War of the Rebellion: Serial 079 Page 0357 Chapter LI. CORRESPONDENCE, ETC. - UNION.

Search Civil War Official Records

LEXINGTON, October 18, 1864. - 2 p. m.

Major General C. C. WASHBURN,


General Meredith telegraphs for re-enforcement in Western Kentucky. I have none to send him. General Halleck telegraphs if the force sent by you up the Tennessee River can be recalled I may use it temporarily. If possible, send assistance to General Meredith.


Brevet Major-General.

MEMPHIS, October 18, 1864.

Major General O. O. HOWARD:

Indications are this morning that Forrest and Dick Taylor are organizing a large force to operate in Kentucky, although Memphis still may be the point. Forces are certainly being hurried up form the south by both. It is supposed that they intend to go for General C. C. Washburn and Hatch first, if opportunity offer.



(Same to General Washburn.)

SUMMERVILLE, GA., October 19, 1864 - 12 noon.

(Received 2 p. m. 21st.)

Major General W. H. HALLECK,

Chief of Staff:

Hood has retreated rapidly by all roads leading south. Our advance columns are now at Alpine and Melville Post-Office. I shall pursue him as far as Gaylesville. The enemy will not venture toward Tennessee, except around by Decatur. I propose to send the Fourth Corps back to General Thomas, and leave him with that corps, the garrisons and new troops, to defend the line of the Tennessee, and, with the rest, push into the heart of Georgia, and come out at Savannah, destroying all the railroads of the State. The break at Big Shanty is repaired, and that about Dalton should be in ten days. We find abundance of forage in the country.




In the Field, Summerville, Ga, October 19, 1864.

Major General H. W. HALLECK,

Washington, D. C.:

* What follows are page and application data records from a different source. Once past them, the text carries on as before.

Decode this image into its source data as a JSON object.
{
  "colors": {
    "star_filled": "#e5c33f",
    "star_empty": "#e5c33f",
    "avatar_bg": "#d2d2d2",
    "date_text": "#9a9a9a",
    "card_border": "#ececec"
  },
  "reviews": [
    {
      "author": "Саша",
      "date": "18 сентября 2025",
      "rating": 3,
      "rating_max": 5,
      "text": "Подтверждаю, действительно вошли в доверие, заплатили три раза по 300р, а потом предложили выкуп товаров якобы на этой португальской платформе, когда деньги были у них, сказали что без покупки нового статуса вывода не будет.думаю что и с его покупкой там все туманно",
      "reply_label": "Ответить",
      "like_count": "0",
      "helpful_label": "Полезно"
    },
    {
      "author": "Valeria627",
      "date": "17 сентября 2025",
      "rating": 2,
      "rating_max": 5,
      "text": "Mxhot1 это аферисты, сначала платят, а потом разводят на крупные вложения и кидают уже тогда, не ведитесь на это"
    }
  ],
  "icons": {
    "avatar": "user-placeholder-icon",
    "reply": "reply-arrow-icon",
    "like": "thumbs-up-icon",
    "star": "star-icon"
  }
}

GENERAL: At some more leisure time I will record the facts relating to Hood's attack on my communications. He has partially succeeded from the superior mobility of is columns, moving without food or wagons. I now have him turned back and am pursuing him till he will not dare turn up Will's Valley without having me at his rear and the Tennessee at his front. My opinion is he will go to Blue Mountain, the terminus of the Selma and Talladega road, where he and Beauregard will concoct more mischief. We must not be on the defensive, and I now consider myself authorized to execute my plan to destroy the rail-